OKLAHOMA CITY (AP) -- Officials on Monday pored through requests sent by people interested in watching the execution of convicted Oklahoma City bomber Timothy McVeigh.
Bombing survivors and family members of victims had until Monday to return one-page forms sent out by the government, gauging their desire to witness McVeigh's scheduled May 16 execution at the federal prison in Terre Haute, Ind.
Officials would not have numbers on how many people wanted to witness the execution until Tuesday, U.S. attorney's office spokesman Joe Heaton said.
"We're still counting," he said.
The government sent out 1,100 letters, but there are only eight seats open for victims to witness the execution.
Dan Dunne, a spokesman for the Federal Bureau of Prisons, said officials were considering several options to accommodate all those requesting to witness the execution, including a possible closed-circuit television broadcast of McVeigh's execution.
Dunne said Monday that there was no time frame on when a decision on the matter might be made.
"I can just say we've been working on what the various options are," Dunne said. "We haven't really ruled out any options, but we just haven't gotten into any specifics."
McVeigh, who dropped all his appeals in December, has until Feb.
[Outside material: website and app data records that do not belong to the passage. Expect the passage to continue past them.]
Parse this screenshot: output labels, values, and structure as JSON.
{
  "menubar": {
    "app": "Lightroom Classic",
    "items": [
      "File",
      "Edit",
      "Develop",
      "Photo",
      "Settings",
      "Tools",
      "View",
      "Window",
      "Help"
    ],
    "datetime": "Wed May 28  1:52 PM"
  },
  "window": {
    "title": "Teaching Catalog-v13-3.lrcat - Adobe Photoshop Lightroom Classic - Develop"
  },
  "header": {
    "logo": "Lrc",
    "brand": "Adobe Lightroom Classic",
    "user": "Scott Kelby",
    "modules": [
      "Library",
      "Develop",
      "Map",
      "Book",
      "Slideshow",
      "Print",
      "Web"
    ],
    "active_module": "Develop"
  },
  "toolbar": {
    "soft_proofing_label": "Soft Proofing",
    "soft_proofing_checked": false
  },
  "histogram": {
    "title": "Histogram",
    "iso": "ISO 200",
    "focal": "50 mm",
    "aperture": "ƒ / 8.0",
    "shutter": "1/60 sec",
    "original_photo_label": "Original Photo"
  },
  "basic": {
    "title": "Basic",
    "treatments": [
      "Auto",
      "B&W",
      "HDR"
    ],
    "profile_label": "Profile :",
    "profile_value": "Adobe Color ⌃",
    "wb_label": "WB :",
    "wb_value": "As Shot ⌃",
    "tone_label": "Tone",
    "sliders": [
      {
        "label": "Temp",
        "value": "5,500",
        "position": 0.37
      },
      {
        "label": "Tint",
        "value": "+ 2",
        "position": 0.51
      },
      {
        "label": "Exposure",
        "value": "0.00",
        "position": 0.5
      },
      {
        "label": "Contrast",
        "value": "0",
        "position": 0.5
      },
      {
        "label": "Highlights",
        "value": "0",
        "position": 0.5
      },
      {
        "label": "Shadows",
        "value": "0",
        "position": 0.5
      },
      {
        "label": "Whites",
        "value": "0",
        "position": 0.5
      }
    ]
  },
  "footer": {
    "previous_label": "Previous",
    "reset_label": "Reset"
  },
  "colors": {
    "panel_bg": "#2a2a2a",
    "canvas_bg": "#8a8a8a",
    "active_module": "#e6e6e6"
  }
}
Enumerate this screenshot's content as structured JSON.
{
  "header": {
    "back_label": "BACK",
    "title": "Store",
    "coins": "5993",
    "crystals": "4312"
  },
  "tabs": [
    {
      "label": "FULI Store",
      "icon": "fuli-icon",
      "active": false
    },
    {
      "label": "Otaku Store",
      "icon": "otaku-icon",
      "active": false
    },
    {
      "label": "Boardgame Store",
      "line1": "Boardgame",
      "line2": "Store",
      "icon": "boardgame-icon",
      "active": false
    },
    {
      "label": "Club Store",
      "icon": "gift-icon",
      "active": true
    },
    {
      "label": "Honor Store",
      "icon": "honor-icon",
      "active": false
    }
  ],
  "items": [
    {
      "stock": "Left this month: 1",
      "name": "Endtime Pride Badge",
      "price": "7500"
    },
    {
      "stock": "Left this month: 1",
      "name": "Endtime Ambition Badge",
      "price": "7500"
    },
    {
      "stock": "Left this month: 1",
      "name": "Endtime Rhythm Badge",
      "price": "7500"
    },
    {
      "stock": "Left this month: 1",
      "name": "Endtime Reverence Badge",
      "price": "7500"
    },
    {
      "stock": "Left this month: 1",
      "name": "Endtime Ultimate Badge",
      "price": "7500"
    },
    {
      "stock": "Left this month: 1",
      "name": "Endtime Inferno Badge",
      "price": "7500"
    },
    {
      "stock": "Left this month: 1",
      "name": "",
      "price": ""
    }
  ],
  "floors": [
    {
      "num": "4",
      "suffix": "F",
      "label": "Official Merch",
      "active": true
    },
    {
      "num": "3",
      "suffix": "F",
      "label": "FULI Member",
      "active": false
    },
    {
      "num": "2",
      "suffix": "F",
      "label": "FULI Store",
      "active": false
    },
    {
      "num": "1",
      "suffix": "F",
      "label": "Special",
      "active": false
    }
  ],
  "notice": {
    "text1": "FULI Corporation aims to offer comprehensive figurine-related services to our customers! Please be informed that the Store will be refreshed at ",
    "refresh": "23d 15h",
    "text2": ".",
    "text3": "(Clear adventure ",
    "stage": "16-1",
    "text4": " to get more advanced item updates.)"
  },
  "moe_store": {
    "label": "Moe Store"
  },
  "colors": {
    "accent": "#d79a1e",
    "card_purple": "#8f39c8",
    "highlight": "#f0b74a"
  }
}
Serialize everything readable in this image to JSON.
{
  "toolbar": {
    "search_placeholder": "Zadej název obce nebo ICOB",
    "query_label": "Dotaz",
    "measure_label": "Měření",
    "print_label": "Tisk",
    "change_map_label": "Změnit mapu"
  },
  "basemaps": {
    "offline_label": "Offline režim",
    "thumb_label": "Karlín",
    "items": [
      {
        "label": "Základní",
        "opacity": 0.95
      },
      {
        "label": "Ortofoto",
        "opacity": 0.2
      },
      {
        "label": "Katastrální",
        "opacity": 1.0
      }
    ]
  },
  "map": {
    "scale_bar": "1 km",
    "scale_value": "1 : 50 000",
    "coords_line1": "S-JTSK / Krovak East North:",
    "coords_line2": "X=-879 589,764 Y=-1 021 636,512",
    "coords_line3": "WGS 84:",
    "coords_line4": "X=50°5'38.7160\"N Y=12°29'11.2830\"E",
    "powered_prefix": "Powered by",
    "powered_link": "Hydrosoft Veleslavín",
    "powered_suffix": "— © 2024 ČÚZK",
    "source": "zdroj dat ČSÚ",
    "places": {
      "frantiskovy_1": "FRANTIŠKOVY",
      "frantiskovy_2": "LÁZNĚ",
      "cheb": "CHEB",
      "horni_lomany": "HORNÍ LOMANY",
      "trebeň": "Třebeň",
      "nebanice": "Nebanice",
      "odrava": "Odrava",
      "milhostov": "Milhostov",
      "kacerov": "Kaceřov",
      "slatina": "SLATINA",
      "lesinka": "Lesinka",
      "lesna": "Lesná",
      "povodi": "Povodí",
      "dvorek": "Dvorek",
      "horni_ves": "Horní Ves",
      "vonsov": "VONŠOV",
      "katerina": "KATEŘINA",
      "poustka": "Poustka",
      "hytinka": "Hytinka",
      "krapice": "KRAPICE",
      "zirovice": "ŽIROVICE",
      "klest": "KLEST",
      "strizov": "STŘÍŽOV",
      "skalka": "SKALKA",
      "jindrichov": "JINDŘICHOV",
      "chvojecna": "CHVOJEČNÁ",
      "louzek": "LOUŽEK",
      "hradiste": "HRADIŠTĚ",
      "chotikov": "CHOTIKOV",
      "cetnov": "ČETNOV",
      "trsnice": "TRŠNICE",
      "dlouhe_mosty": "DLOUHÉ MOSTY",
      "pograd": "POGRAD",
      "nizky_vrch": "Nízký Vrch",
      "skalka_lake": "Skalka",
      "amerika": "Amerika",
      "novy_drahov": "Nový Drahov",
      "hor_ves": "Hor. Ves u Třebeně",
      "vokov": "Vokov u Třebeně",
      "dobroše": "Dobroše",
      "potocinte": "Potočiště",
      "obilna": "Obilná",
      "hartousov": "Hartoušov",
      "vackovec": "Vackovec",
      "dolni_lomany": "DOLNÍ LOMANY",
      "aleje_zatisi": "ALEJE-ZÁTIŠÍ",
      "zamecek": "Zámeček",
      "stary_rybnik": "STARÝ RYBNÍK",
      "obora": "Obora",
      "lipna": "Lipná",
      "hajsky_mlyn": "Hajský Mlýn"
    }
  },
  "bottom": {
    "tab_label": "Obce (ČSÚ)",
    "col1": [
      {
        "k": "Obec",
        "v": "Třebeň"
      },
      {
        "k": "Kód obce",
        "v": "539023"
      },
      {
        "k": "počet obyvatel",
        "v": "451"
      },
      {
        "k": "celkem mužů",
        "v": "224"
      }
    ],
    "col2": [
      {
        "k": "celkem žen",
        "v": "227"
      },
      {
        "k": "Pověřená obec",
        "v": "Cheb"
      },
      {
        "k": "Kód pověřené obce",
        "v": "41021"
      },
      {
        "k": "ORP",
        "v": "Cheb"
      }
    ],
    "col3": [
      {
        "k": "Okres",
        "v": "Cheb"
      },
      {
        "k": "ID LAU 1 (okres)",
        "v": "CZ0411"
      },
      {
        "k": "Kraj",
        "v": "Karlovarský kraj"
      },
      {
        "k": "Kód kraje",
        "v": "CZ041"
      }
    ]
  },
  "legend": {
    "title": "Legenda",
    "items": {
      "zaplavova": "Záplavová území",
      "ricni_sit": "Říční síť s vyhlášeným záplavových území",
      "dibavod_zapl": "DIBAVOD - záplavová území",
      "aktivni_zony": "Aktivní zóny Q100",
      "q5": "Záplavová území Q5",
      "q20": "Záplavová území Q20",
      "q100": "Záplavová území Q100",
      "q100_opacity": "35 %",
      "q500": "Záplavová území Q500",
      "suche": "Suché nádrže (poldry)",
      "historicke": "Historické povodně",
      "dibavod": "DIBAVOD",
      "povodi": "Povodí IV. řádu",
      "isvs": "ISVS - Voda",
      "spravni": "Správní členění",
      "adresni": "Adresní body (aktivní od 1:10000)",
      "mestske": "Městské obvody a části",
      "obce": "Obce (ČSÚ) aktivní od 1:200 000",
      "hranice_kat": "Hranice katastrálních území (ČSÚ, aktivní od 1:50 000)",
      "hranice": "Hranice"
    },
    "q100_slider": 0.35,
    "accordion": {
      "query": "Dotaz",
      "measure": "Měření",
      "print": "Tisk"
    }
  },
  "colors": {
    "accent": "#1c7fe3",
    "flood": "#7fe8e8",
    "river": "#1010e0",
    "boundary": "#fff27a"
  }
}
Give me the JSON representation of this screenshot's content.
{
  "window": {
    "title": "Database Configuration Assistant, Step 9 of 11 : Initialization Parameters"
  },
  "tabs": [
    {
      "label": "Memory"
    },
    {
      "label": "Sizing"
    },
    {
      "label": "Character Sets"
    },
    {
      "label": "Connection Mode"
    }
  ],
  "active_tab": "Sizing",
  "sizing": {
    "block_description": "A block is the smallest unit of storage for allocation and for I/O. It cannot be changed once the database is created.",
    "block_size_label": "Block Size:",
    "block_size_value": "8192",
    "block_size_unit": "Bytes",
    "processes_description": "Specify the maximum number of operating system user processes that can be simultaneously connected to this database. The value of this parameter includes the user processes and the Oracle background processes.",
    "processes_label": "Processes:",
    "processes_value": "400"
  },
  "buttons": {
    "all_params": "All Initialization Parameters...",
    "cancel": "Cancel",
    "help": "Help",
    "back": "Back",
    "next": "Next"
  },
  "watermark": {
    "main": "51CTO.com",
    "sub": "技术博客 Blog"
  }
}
16 to ask the president to commute or reduce his death sentence.
Otherwise, he would be set to receive a lethal injection and become the first federal prisoner executed in 37 years.
McVeigh was convicted of the April 19, 1995, attack on the Alfred P. Murrah Building in Oklahoma City, which left 168 people dead and more than 500 injured.